R. Shep Melnick, the Thomas P. O’Neill Jr. Professor of American Politics, is among the legal scholars, philosophers, and political scientists who have contributed to the new book Scalia’s Constitution: Essays on Law and Education (Palgrave/Macmillan, 2017). The book, edited by Paul Peterson and Michael McConnell, looks at how education and law intersect through the late Associate Supreme Court Justice Antonin Scalia’s rulings. Scalia’s Constitution explores the application of Scalia’s textualism and originalism to education law and reflects upon Scalia’s teachings and his pedagogy. Melnick’s contributed article is titled “Scalia’s Dilemmas as a Conservative Jurist.” | Melnick will serve as a panelist at a Harvard Program on Education Policy and Governance-sponsored discussion of Scalia’s Constitution on September 15, hosted by the Hoover Institution in Washington, D.C. The discussion will be streamed live at 11:00 a.m.

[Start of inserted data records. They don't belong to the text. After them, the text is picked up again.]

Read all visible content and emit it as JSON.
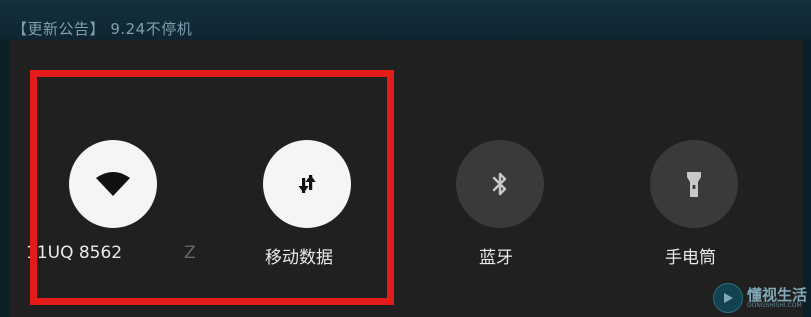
{
  "announcement": {
    "bracket_open": "【",
    "title": "更新公告",
    "bracket_close": "】",
    "text": "9.24不停机"
  },
  "quick_settings": {
    "tiles": [
      {
        "icon": "wifi-icon",
        "label": "11UQ 8562",
        "state": "on"
      },
      {
        "icon": "mobile-data-icon",
        "label": "移动数据",
        "state": "on"
      },
      {
        "icon": "bluetooth-icon",
        "label": "蓝牙",
        "state": "off"
      },
      {
        "icon": "flashlight-icon",
        "label": "手电筒",
        "state": "off"
      }
    ],
    "partial_label": "Z"
  },
  "annotation": {
    "color": "#e31b1b"
  },
  "watermark": {
    "text": "懂视生活",
    "sub": "DONGSHISHI.COM"
  },
  "colors": {
    "panel": "#202020",
    "tile_on": "#f5f5f5",
    "tile_off": "#3a3a3a",
    "background": "#0c1e27"
  }
}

Gearóid Ó hAllmhuráin, a leading authority on Irish traditional music, will present on his new book, Flowing Tides: History and Memory in an Irish Soundscape, on Sept. 13 at 6:30 p.m. at Connolly House, 300 Hammond St. Following his talk will be a concert. A cultural historian, anthropologist and ethnomusicologist, Ó hAllmhuráin holds All Ireland titles on concertina, uilleann pipes, and is a member of the Kilfenora Céilí Band. Registration in advance is requested. Sponsor: Center for Irish Programs.

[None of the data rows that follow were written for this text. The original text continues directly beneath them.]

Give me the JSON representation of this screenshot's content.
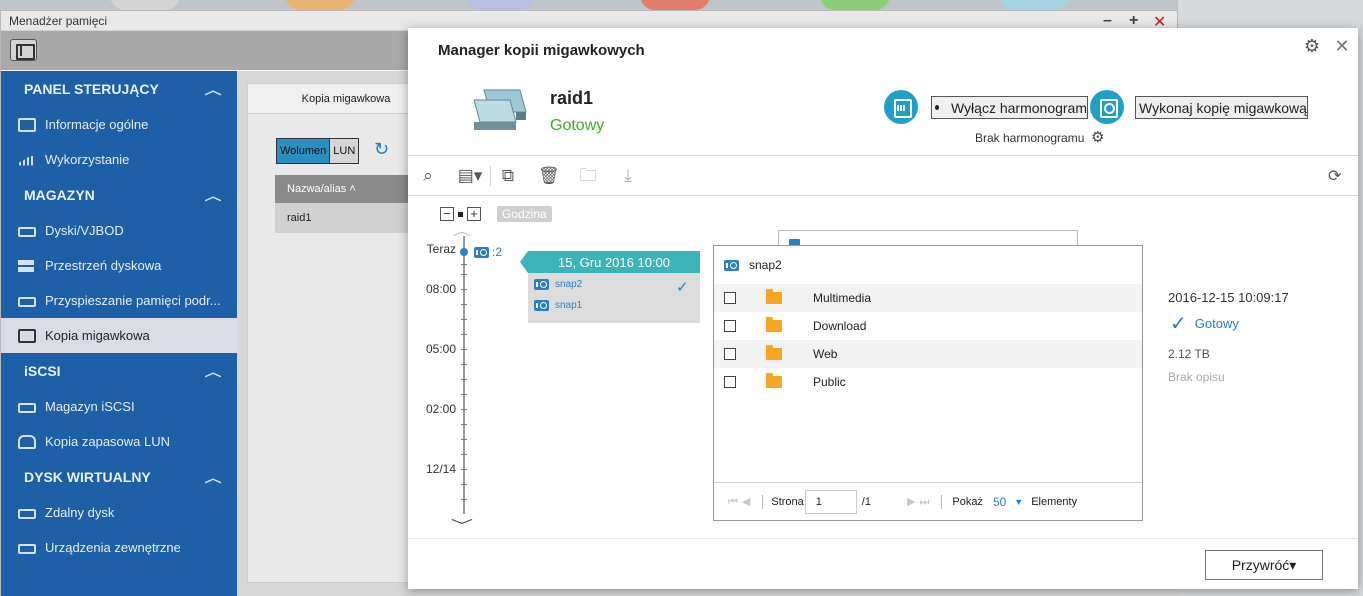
{
  "storage_window": {
    "title": "Menadżer pamięci",
    "sidebar": [
      {
        "heading": "PANEL STERUJĄCY",
        "items": [
          {
            "label": "Informacje ogólne",
            "icon": "overview-icon"
          },
          {
            "label": "Wykorzystanie",
            "icon": "usage-chart-icon"
          }
        ]
      },
      {
        "heading": "MAGAZYN",
        "items": [
          {
            "label": "Dyski/VJBOD",
            "icon": "disk-icon"
          },
          {
            "label": "Przestrzeń dyskowa",
            "icon": "storage-space-icon"
          },
          {
            "label": "Przyspieszanie pamięci podr...",
            "icon": "cache-icon"
          },
          {
            "label": "Kopia migawkowa",
            "icon": "snapshot-icon",
            "active": true
          }
        ]
      },
      {
        "heading": "iSCSI",
        "items": [
          {
            "label": "Magazyn iSCSI",
            "icon": "iscsi-storage-icon"
          },
          {
            "label": "Kopia zapasowa LUN",
            "icon": "lun-backup-icon"
          }
        ]
      },
      {
        "heading": "DYSK WIRTUALNY",
        "items": [
          {
            "label": "Zdalny dysk",
            "icon": "remote-disk-icon"
          },
          {
            "label": "Urządzenia zewnętrzne",
            "icon": "external-devices-icon"
          }
        ]
      }
    ],
    "panel": {
      "tab": "Kopia migawkowa",
      "seg_volume": "Wolumen",
      "seg_lun": "LUN",
      "table_header": "Nazwa/alias ˄",
      "rows": [
        "raid1"
      ]
    }
  },
  "dialog": {
    "title": "Manager kopii migawkowych",
    "volume_name": "raid1",
    "volume_status": "Gotowy",
    "schedule_button": "Wyłącz harmonogram",
    "snapshot_button": "Wykonaj kopię migawkową",
    "no_schedule": "Brak harmonogramu",
    "zoom_label": "Godzina",
    "timeline": {
      "now_label": "Teraz",
      "snap_count": ":2",
      "labels": [
        "08:00",
        "05:00",
        "02:00",
        "12/14"
      ]
    },
    "date_tag": "15, Gru 2016 10:00",
    "snapshots": [
      "snap2",
      "snap1"
    ],
    "browser": {
      "title": "snap2",
      "folders": [
        "Multimedia",
        "Download",
        "Web",
        "Public"
      ],
      "page_label": "Strona",
      "page_value": "1",
      "page_total": "/1",
      "show_label": "Pokaż",
      "page_size": "50",
      "items_label": "Elementy"
    },
    "info": {
      "timestamp": "2016-12-15 10:09:17",
      "status": "Gotowy",
      "size": "2.12 TB",
      "description": "Brak opisu"
    },
    "restore_button": "Przywróć▾"
  },
  "colors": {
    "sidebar": "#1e5fa8",
    "accent": "#21a0c6",
    "ok_green": "#3fae29",
    "link_blue": "#2b7fc2"
  }
}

Alumnus Lev Golinkin, author of the memoir A Backpack, a Bear, and Eight Crates of Vodka, will be the keynote speaker at First Year Academic Convocation on Sept. 7, at 7 p.m., in Conte Forum. Golinkin’s book is a heartbreaking and hilarious story of his Jewish family’s escape from Soviet oppression. Golinkin’s work has appeared in The New York Times, Los Angeles Times, Boston Globe and Time.com. Other authors who have spoken at First Year Academic Convocation include Colum McCann, Ann Patchett, and Dave Eggers, among others. More from BC News.
Boston College alumnus Dave Wedge has co-authored a new book about fellow BC grad Pete Frates, the inspiration behind the Ice Bucket Challenge, which raised millions of dollars for ALS (Lou Gehrig’s disease) research. Frates, a former BC Baseball captain, was diagnosed with ALS in 2012 at age 27. In The Ice Bucket Challenge: Pete Frates and the Fight against ALS (ForeEdge/University Press of New England, 2017) Wedge and co-author Casey Sherman tell the story of the man behind the viral fundraising and awareness campaign. According to the publisher, The Ice Bucket Challenge is a “testament to the power of love, the steadfastness of family, the generosity of strangers, and the compassion of crowds.” Wedge and Sherman are also the authors of Boston Strong: A City’s Triumph over Tragedy, a book about the bombings at the Boston Marathon. | Read an excerpt in the New York Daily News.
The world has ended five times: it has been broiled, frozen, poison-gassed, smothered, and pelted by asteroids. In The Ends of the World (Harper Collins, 2017), science journalist Peter Brannen dives deep, exploring Earth’s past dead ends, and in the process, offers a glimpse of a possible future. Part road trip, part history, and part cautionary tale, The Ends of the World tells the story of each extinction through examination of the fossil record and introduces the researchers who, using the forensic tools of modern science, are piecing together what really happened. Brannen is a Boston College alumnus who has written for the New York Times, The Atlantic, Wired, Washington Post, Slate, Boston Globe, Aeon, and others. Read a Boston College Magazine essay adapted from his book.